• Data listing

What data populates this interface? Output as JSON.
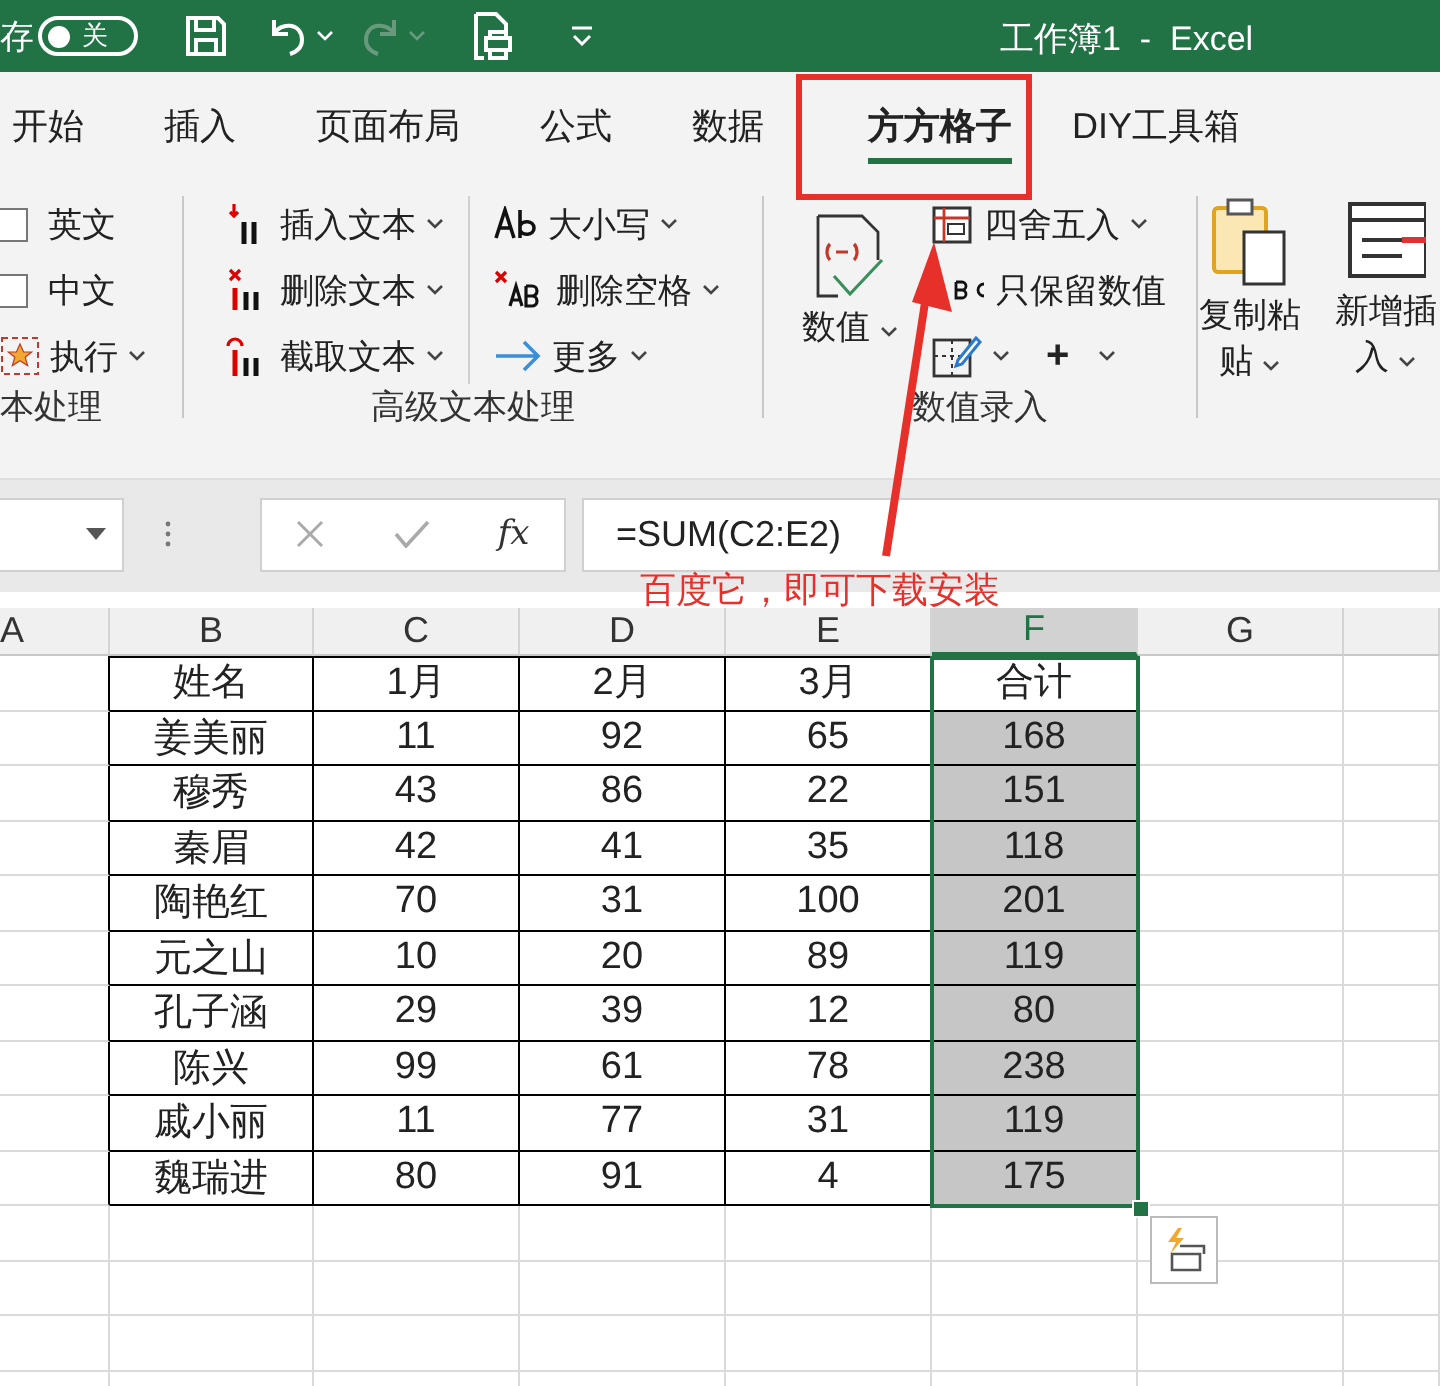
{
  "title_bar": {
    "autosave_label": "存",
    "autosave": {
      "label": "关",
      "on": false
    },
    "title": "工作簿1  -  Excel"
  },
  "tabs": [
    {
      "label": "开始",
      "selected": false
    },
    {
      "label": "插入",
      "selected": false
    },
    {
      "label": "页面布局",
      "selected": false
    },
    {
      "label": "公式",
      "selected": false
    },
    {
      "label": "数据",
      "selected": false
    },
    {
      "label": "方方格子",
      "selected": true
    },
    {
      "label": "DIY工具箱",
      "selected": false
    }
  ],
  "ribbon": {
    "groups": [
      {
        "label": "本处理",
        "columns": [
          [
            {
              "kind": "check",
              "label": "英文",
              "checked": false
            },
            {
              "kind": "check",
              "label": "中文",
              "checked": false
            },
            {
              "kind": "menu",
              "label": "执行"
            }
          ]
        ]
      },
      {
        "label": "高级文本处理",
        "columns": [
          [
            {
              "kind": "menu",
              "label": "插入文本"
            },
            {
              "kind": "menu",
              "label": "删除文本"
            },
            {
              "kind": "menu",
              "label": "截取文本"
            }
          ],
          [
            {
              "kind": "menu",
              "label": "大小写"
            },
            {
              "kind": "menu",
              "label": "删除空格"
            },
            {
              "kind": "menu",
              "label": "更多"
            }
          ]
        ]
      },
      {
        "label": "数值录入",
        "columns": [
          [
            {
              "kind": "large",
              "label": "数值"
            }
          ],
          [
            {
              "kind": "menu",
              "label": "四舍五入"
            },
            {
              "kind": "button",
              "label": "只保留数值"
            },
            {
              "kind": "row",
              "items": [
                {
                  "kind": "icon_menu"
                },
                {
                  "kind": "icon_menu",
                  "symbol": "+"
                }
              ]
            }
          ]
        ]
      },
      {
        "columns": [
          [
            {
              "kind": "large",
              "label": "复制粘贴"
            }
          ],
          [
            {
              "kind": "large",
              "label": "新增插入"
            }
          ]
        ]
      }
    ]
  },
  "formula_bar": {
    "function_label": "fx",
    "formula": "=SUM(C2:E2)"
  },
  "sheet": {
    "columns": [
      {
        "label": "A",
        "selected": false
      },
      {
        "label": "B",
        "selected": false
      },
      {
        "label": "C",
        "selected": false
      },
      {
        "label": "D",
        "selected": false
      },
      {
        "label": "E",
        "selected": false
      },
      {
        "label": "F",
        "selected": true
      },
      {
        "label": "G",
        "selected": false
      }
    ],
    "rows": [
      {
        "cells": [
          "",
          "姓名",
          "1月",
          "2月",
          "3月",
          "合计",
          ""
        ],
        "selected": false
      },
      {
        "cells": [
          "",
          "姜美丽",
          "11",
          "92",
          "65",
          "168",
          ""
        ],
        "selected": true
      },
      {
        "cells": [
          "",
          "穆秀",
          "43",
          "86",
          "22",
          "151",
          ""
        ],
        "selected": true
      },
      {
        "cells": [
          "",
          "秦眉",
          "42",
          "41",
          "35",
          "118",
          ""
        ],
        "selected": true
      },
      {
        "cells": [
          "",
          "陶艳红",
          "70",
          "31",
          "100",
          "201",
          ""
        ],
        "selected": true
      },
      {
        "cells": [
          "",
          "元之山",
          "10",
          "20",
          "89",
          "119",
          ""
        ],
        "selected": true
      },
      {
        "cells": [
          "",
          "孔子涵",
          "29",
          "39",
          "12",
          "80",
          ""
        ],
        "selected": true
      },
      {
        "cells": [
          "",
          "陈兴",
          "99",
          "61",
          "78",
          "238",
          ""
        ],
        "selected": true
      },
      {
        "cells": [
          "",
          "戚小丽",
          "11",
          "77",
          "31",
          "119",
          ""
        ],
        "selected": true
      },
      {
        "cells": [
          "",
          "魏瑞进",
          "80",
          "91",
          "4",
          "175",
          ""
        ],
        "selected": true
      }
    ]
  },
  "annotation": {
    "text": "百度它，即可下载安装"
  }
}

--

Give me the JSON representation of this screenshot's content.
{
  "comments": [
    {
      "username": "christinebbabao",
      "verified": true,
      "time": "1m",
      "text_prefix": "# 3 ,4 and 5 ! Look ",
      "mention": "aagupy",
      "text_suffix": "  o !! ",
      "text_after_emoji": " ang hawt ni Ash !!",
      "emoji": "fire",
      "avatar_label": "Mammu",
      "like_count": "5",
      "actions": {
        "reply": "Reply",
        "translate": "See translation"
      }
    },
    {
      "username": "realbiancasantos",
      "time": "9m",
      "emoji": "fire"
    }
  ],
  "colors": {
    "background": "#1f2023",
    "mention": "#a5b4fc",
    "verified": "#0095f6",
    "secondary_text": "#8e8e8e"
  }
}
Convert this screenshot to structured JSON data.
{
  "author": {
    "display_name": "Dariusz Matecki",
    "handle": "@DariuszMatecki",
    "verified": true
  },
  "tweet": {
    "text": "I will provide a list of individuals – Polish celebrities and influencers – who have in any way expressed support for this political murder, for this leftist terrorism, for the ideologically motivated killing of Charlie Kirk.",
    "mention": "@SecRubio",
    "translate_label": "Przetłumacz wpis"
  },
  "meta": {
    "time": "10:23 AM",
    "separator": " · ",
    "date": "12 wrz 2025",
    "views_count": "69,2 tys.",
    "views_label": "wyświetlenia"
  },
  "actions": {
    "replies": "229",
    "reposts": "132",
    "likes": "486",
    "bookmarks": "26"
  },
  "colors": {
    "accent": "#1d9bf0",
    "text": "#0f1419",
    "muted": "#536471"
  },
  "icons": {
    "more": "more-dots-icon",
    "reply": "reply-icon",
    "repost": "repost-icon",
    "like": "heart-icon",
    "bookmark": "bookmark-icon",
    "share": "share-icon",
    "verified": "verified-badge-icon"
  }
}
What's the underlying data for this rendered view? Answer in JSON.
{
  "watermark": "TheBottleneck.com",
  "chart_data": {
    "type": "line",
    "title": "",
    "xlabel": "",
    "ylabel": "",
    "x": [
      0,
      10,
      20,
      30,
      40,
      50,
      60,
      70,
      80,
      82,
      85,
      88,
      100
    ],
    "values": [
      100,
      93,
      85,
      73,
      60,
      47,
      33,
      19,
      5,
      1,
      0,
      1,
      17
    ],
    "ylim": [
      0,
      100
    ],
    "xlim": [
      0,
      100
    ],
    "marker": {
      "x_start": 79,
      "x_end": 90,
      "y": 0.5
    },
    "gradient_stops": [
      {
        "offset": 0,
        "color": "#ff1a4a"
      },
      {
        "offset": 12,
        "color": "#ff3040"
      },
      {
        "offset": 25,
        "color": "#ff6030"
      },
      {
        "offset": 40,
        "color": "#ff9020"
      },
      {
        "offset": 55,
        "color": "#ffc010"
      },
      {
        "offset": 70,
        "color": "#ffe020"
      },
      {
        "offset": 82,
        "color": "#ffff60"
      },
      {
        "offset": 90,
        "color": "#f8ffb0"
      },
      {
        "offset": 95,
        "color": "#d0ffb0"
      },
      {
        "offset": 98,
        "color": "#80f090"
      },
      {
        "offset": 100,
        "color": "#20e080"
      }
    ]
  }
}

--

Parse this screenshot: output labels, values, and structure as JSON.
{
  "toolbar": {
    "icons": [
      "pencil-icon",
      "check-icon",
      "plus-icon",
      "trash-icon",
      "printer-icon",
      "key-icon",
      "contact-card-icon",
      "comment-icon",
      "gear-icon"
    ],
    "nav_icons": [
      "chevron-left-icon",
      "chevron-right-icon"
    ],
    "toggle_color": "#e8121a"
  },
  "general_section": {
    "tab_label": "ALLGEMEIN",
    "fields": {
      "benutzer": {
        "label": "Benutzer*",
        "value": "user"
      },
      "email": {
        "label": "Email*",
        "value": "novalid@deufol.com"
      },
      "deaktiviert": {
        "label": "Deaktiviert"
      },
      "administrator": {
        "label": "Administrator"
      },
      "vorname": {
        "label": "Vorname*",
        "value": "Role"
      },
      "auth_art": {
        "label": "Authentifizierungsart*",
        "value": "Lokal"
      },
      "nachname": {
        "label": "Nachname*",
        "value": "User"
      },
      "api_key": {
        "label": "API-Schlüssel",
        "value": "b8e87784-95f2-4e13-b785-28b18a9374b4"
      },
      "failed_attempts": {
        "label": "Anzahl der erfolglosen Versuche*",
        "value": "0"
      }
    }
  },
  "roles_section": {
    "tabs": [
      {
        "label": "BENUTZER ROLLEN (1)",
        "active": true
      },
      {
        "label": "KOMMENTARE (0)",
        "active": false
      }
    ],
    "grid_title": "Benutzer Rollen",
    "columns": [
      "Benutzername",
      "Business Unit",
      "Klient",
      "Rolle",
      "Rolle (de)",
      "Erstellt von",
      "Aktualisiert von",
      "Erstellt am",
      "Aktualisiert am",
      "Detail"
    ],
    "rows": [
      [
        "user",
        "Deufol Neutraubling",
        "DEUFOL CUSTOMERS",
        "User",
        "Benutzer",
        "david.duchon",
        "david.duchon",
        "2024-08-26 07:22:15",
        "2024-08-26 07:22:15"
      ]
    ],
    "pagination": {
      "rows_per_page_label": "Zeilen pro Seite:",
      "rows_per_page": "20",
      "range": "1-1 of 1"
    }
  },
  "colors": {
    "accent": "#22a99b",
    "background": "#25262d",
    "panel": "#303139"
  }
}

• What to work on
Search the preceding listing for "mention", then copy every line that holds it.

• Response to the task
      "mention": "aagupy",
    "mention": "#a5b4fc",
    "mention": "@SecRubio",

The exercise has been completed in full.